YOUR GOAL:
Hand back each record exactly as you find it.

---------- AVAILABLE DATA

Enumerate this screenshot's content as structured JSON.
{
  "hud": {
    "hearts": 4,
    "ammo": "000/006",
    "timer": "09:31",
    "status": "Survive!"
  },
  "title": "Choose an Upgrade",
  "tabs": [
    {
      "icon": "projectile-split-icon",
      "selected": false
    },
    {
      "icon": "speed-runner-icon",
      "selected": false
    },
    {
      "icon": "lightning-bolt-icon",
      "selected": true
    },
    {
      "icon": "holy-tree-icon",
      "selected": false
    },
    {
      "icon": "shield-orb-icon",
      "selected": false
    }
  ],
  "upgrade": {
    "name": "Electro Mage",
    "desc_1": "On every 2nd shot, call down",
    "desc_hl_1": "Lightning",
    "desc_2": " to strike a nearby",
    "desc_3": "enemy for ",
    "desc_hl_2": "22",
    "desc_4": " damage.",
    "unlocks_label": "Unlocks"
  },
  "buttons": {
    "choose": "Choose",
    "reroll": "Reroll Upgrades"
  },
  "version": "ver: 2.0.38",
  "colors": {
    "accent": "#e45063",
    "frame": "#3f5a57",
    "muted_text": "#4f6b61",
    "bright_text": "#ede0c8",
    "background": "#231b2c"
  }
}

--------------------

RESULT OF THE TASK:
Enumerate this screenshot's content as structured JSON.
{
  "hud": {
    "hearts": 4,
    "ammo": "000/006",
    "timer": "09:31",
    "status": "Survive!"
  },
  "title": "Choose an Upgrade",
  "tabs": [
    {
      "icon": "projectile-split-icon",
      "selected": false
    },
    {
      "icon": "speed-runner-icon",
      "selected": false
    },
    {
      "icon": "lightning-bolt-icon",
      "selected": true
    },
    {
      "icon": "holy-tree-icon",
      "selected": false
    },
    {
      "icon": "shield-orb-icon",
      "selected": false
    }
  ],
  "upgrade": {
    "name": "Electro Mage",
    "desc_1": "On every 2nd shot, call down",
    "desc_hl_1": "Lightning",
    "desc_2": " to strike a nearby",
    "desc_3": "enemy for ",
    "desc_hl_2": "22",
    "desc_4": " damage.",
    "unlocks_label": "Unlocks"
  },
  "buttons": {
    "choose": "Choose",
    "reroll": "Reroll Upgrades"
  },
  "version": "ver: 2.0.38",
  "colors": {
    "accent": "#e45063",
    "frame": "#3f5a57",
    "muted_text": "#4f6b61",
    "bright_text": "#ede0c8",
    "background": "#231b2c"
  }
}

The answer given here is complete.